- Task to carry out -
What is the number of lines in the data below that contain "person"? Reply with the number only.

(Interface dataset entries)
····················

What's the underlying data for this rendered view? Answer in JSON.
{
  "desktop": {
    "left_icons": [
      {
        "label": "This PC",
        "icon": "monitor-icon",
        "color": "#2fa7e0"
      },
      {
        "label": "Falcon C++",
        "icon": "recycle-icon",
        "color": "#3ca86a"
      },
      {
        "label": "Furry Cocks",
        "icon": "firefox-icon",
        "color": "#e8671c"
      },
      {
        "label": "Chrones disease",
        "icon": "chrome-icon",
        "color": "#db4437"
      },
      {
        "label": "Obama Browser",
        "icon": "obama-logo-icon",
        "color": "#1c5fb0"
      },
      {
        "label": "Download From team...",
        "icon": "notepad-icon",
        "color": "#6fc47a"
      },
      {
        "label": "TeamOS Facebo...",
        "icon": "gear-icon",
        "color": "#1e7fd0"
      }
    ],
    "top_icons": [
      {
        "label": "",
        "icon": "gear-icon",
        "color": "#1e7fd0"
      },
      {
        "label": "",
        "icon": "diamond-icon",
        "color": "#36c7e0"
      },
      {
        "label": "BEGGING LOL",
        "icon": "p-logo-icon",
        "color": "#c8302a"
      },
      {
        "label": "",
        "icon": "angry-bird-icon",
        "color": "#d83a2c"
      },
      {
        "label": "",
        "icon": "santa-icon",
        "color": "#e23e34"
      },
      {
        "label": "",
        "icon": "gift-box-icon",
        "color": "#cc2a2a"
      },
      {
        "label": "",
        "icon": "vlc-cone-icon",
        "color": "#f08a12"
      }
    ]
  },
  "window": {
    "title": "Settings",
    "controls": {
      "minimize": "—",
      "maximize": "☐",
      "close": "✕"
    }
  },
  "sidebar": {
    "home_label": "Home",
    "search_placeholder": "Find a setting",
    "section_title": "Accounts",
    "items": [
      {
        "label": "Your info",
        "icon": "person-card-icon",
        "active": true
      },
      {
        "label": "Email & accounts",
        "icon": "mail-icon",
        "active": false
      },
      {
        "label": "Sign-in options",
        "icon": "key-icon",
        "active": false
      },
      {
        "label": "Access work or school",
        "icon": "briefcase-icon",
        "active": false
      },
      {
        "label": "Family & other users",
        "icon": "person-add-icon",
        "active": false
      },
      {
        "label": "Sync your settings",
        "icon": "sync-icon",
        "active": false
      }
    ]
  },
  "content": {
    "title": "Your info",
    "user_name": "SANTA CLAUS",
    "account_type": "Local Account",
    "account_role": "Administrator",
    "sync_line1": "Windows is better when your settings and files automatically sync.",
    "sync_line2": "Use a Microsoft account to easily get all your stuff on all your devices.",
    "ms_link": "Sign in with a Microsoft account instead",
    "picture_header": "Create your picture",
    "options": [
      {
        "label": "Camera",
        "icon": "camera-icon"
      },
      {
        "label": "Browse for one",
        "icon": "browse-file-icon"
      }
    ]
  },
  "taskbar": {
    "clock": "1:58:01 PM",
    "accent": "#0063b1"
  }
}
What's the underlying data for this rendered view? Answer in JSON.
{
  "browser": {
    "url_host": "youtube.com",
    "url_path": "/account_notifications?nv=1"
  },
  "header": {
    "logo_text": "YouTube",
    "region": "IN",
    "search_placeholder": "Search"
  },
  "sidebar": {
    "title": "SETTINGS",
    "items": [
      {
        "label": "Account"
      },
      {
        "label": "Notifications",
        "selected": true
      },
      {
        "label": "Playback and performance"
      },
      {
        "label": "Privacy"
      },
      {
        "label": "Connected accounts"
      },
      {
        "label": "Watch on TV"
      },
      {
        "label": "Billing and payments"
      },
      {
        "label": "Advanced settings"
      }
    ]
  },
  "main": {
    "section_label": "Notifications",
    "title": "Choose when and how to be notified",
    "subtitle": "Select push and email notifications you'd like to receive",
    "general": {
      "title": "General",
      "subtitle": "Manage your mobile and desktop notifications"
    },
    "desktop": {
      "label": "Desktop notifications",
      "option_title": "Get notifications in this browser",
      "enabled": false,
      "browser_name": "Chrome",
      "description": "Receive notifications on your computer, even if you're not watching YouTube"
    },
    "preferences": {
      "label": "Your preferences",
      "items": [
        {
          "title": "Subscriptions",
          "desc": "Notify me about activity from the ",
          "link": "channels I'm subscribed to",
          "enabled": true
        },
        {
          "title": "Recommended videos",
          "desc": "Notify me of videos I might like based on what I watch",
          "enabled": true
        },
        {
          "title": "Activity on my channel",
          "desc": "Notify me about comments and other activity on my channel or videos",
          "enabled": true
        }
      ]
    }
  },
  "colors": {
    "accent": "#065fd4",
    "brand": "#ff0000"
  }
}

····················

- Answer space -
2